───── Given entries

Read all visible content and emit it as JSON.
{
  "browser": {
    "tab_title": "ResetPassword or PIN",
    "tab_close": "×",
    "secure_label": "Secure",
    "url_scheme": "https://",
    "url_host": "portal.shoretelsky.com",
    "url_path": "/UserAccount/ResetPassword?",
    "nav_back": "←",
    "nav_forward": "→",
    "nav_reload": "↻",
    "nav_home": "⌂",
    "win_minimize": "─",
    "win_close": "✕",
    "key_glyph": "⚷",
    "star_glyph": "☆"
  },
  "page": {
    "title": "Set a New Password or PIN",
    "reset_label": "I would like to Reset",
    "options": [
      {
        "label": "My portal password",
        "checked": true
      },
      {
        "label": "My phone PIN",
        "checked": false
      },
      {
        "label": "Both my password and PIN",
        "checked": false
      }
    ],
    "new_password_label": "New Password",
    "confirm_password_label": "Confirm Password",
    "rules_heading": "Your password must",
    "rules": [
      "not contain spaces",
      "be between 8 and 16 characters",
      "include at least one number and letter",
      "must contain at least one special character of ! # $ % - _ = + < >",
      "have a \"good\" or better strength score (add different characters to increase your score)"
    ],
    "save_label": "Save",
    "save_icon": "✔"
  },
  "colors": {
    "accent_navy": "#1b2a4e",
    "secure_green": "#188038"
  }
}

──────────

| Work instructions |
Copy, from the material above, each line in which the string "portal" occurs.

| Result below |
    "url_host": "portal.shoretelsky.com",
        "label": "My portal password",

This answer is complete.